SARS, a life-threatening respiratory illness, first appeared in late 2002. By February 2003, Guangdong Province, China, was in the grip of a SARS epidemic, and public-health officials were predicting that millions of people might become infected. The rapid implementation of effective containment efforts averted this new threat to human health, and, in the end, only 8,098 people became ill. SARS-CoV, a single-stranded RNA virus, was isolated in March 2003 and its genome sequenced by May 2003. Since then, researchers have intensively studied the virus, hoping to identify targets for antiviral therapeutics. Jonathan Dinman and colleagues now describe a new RNA structural motif in the SARS-CoV genome that may provide such a target.

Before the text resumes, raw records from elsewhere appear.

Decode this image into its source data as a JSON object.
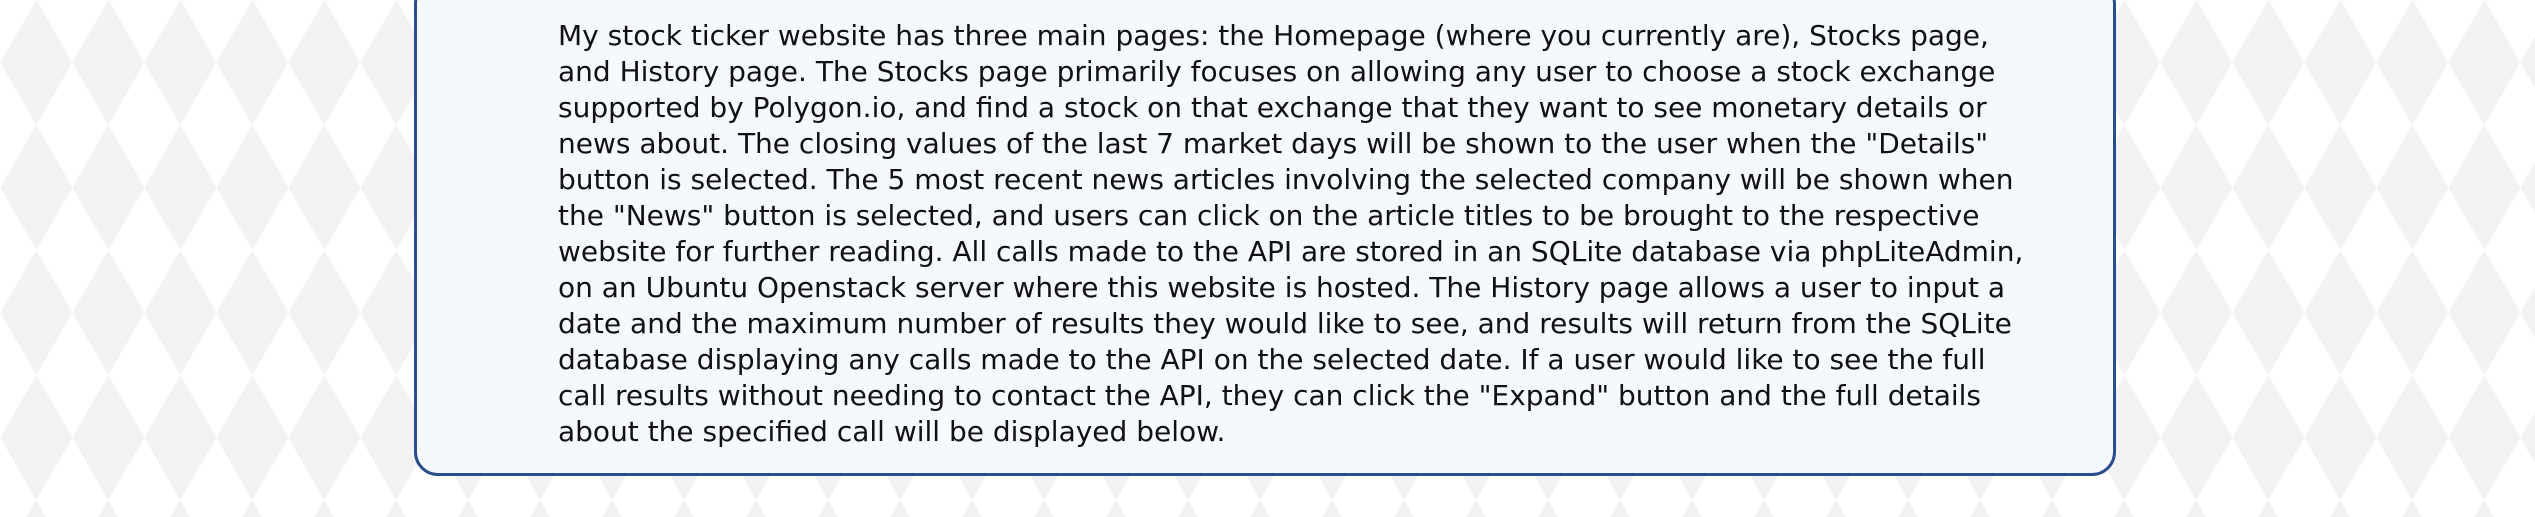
{
  "card": {
    "lines": [
      "My stock ticker website has three main pages: the Homepage (where you currently are), Stocks page,",
      "and History page. The Stocks page primarily focuses on allowing any user to choose a stock exchange",
      "supported by Polygon.io, and find a stock on that exchange that they want to see monetary details or",
      "news about. The closing values of the last 7 market days will be shown to the user when the \"Details\"",
      "button is selected. The 5 most recent news articles involving the selected company will be shown when",
      "the \"News\" button is selected, and users can click on the article titles to be brought to the respective",
      "website for further reading. All calls made to the API are stored in an SQLite database via phpLiteAdmin,",
      "on an Ubuntu Openstack server where this website is hosted. The History page allows a user to input a",
      "date and the maximum number of results they would like to see, and results will return from the SQLite",
      "database displaying any calls made to the API on the selected date. If a user would like to see the full",
      "call results without needing to contact the API, they can click the \"Expand\" button and the full details",
      "about the specified call will be displayed below."
    ]
  }
}
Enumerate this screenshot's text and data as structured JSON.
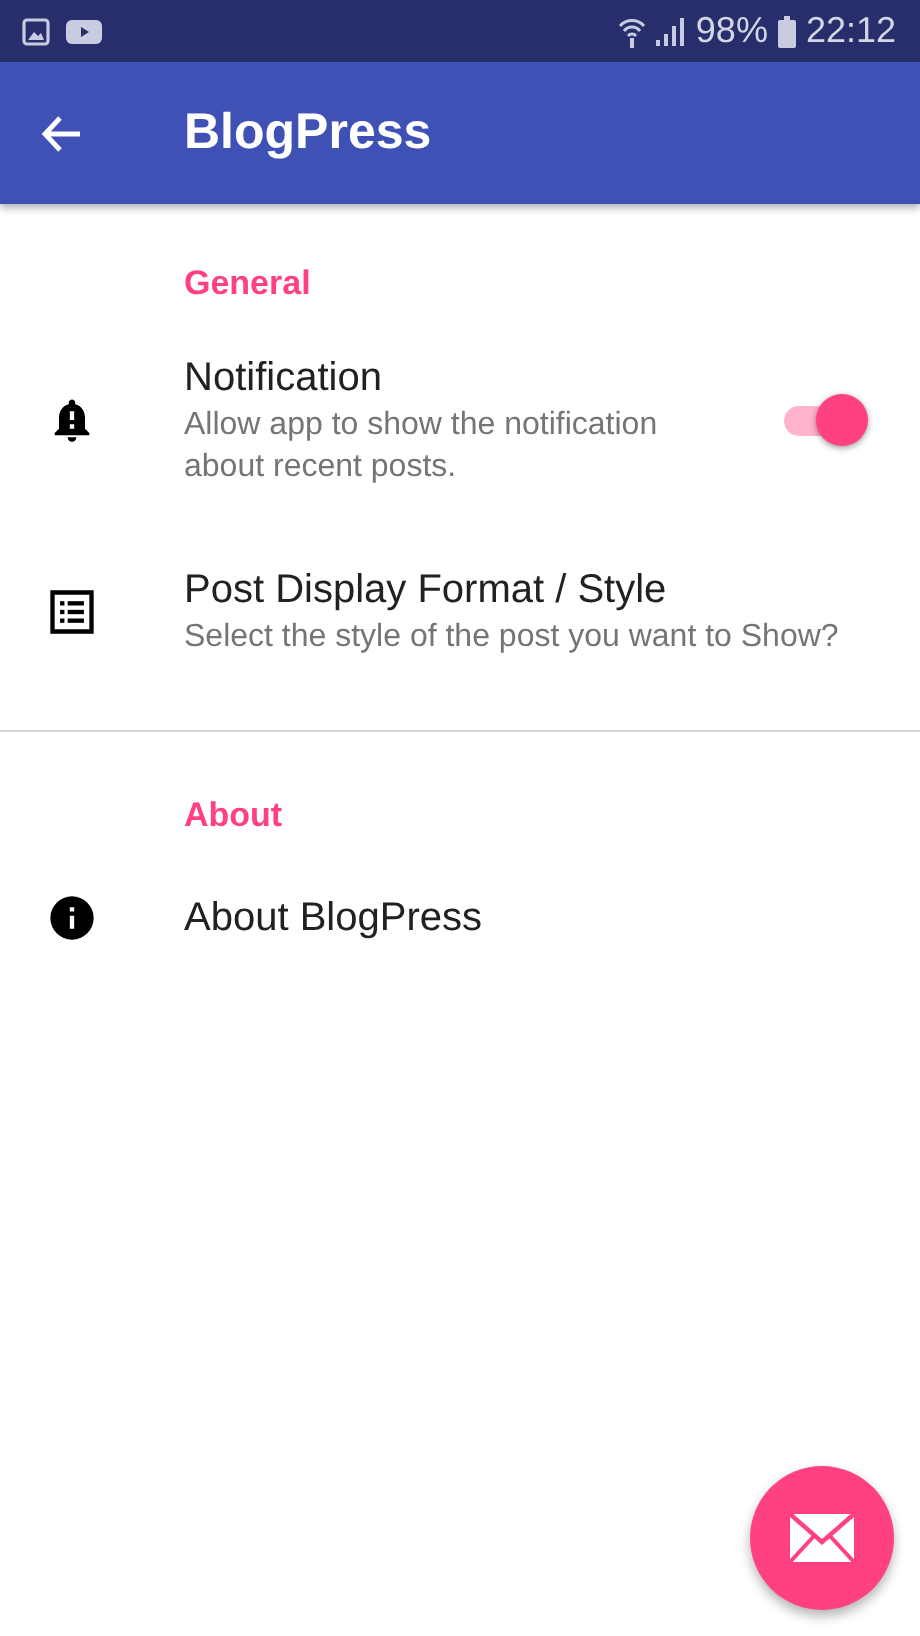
{
  "status_bar": {
    "battery": "98%",
    "time": "22:12"
  },
  "app_bar": {
    "title": "BlogPress"
  },
  "sections": [
    {
      "header": "General",
      "items": [
        {
          "kind": "switch",
          "title": "Notification",
          "summary": "Allow app to show the notification about recent posts.",
          "on": true
        },
        {
          "kind": "plain",
          "title": "Post Display Format / Style",
          "summary": "Select the style of the post you want to Show?"
        }
      ]
    },
    {
      "header": "About",
      "items": [
        {
          "kind": "plain",
          "title": "About BlogPress"
        }
      ]
    }
  ]
}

During protein synthesis, molecular machines called ribosomes move along mRNA molecules, translating nucleotide triplets into amino acids. In human cells, the ribosomes usually hook onto the start of an mRNA and decode each triplet in turn. However, viral mRNAs often contain special signals that tell the ribosomes to change register or “frameshift.” This allows viruses to coordinate gene expression from overlapping coding sequences, and it ensures that the correct ratios of enzymatic and structural proteins are made.
ORF1a and ORF1b are overlapping, out-of-frame coding sequences within the SARS-CoV genome. Each encodes a polyprotein—a large protein that is cleaved into smaller, functional proteins. Polyprotein 1a is translated directly from ORF1a; the fused polyprotein 1a/1b is produced by programmed −1 ribosomal frameshifting in which the ribosome slips back one nucleotide at a special signal within the mRNA. Like other frameshift signals, the SARS-CoV signal contains a pseudoknot, a stable mRNA structure. Pseudoknots generally contain two stems, in which complementary nucleotides form double-stranded RNA, and two or three loops of unpaired nucleotides. Because the mRNA strand passes over and behind itself to form the stems, the whole structure looks like a small knot of the kind that would unravel if its two ends were pulled.
Unexpectedly, a computational analysis undertaken by Dinman and his colleagues reveals that the pseudoknot in the SARS-CoV frameshift signal contains three stems. The researchers provide further evidence for this novel structure by finding potential three-stemmed pseudoknots in the frameshift signals of other coronaviruses and by doing biochemical and structural NMR studies on the SARS-CoV signal. They also show that the SARS-CoV frameshift signal behaves like other viral frameshift signals in several frameshifting assays, and their mutagenesis studies indicate that specific sequences and structures within stem 2 of the pseudoknot are needed for efficient frameshifting.
The exact role of the extra stem in the SARS-CoV frameshifting signal remains to be determined, but the researchers speculate that it could help to regulate the exact ratio of polyprotein 1a to 1a/1b. The current results also suggest that the three stems may fold back on one another to from a complex globular RNA structure. The elucidation of this structure by high-resolution NMR, the researchers say, should facilitate the rational development of therapeutic agents designed to interfere with SARS-CoV programmed −1 ribosomal frameshifting and should also increase our understanding of how pseudoknots stimulate frameshifting.